role with the Asamblea.  In order to shore up support for the 
implementing legislation, COMEX has, in essence, been lobbying the 38 
pro-CAFTA diputados.  Private sector contacts more experienced in 
"working" the legislature have told us COMEX's lack of political 
gravitas has weakened this lobbying effort; the COMEX team are seen as 
technicians, not political heavyweights.  COMEX staff has used their 
sessions with the diputados to stress that changes in the bills that 
affect measures required by CAFTA-DR are unhelpful and would delay 
entry into force.  Now fully aware that COMEX is also consulting with 
USTR on the draft legislation, some members of the GOCR's G38 have 
complained that COMEX "is selling-out the country."  If this new 
lobbying role were not enough, COMEX was fully engaged by Costa Rica's 
hosting the first round of the Central America-EU talks in October, 
plus its daily responsibilities in international fora on a variety of 
issues. 
 
======= 
COMMENT 
======= 
 
10.  Had we written this analysis three weeks ago, we might have been 
more pessimistic.  Now, there is some call for what COMEX interlocutors 
call "depressed optimism."  The GOCR and nearly all of its G38 in the 
Asamblea are clearly seized with the urgency of getting the CAFTA job 
done.  Even PAC leaders Solis and Fonseca acknowledge to us privately 
that they expect CAFTA will enter into force for Costa Rica, 
eventually.  We do not discount the possibility of the GOCR crossing 
the finish line in time, but we believe this is highly unlikely. 
Hence, Post believes that a strictly internal USG discussion on the 
mechanics of an extension needs to start in the near future. 
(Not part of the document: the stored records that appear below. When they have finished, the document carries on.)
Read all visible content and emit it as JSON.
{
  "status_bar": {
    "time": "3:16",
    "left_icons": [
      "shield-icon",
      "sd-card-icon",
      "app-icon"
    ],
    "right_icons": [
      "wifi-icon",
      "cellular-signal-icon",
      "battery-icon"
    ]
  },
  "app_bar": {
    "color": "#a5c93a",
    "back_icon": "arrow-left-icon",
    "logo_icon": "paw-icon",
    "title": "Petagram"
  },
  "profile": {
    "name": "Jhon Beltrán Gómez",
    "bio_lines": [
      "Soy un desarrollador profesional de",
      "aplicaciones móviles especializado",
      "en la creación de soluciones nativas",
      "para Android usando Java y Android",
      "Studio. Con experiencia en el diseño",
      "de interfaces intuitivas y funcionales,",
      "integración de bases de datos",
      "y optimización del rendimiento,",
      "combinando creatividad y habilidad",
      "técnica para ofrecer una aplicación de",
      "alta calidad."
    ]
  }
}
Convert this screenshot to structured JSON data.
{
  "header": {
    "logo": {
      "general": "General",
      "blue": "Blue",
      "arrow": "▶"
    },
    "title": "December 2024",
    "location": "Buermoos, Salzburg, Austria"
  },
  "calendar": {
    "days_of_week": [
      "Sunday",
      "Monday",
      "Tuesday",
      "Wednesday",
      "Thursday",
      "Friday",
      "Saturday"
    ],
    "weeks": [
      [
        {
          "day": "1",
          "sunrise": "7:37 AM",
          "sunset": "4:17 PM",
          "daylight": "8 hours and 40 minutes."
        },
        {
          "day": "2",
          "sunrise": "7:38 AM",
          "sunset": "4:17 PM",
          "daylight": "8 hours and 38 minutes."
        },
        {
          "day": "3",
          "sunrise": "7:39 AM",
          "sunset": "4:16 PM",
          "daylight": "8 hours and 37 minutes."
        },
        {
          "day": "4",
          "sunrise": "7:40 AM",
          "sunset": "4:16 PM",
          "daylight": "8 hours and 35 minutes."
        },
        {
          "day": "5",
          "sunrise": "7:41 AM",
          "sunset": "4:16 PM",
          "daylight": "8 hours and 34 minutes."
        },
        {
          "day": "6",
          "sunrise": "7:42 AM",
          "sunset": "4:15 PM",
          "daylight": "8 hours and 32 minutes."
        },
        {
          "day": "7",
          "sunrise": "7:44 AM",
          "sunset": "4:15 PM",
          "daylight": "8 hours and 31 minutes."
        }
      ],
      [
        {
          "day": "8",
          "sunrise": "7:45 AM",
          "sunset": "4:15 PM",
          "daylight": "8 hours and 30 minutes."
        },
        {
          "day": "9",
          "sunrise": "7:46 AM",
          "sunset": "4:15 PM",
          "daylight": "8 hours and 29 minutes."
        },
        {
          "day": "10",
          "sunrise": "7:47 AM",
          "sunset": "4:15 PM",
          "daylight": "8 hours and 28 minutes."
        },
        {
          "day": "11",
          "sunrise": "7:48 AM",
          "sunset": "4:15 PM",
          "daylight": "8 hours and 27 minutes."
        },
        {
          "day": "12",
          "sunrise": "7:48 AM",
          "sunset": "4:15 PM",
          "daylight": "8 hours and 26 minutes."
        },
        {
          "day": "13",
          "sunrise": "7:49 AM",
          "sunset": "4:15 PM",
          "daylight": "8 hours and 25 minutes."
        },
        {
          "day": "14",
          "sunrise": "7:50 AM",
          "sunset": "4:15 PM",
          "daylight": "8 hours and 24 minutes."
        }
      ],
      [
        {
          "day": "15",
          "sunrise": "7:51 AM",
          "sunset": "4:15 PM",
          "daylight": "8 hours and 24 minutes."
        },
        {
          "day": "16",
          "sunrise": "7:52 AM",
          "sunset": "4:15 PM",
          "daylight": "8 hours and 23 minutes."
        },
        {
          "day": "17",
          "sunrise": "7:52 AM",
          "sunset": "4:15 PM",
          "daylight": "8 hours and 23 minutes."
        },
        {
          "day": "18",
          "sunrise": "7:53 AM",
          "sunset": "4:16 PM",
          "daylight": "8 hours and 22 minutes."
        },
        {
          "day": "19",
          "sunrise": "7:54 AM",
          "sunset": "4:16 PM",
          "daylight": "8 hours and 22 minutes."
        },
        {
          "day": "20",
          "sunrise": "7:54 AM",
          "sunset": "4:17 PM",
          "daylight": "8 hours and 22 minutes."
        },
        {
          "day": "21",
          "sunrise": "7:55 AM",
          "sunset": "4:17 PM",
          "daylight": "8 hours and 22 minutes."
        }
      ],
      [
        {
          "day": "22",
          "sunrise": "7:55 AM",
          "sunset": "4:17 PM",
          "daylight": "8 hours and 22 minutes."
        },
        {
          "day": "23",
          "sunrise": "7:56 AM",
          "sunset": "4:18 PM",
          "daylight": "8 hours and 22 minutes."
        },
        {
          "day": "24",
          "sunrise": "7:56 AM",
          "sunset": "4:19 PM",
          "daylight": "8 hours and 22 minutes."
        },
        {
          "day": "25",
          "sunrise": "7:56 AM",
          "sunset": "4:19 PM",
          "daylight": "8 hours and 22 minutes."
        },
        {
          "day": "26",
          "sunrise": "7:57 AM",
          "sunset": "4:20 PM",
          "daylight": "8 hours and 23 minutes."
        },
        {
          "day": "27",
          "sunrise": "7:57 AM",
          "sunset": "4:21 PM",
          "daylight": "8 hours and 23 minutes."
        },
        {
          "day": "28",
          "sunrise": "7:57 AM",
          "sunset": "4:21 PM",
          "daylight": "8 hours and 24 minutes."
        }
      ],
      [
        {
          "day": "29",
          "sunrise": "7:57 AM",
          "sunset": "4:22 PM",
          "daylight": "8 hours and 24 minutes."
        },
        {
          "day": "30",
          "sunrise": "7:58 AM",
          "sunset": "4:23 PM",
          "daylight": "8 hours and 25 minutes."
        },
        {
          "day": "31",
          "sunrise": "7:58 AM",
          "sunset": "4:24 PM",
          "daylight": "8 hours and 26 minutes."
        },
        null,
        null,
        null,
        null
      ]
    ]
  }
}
Understanding the position of the other CAFTA-DR countries and their 
own internal mechanisms for granting an extension would also be 
important. 
 
BRENNAN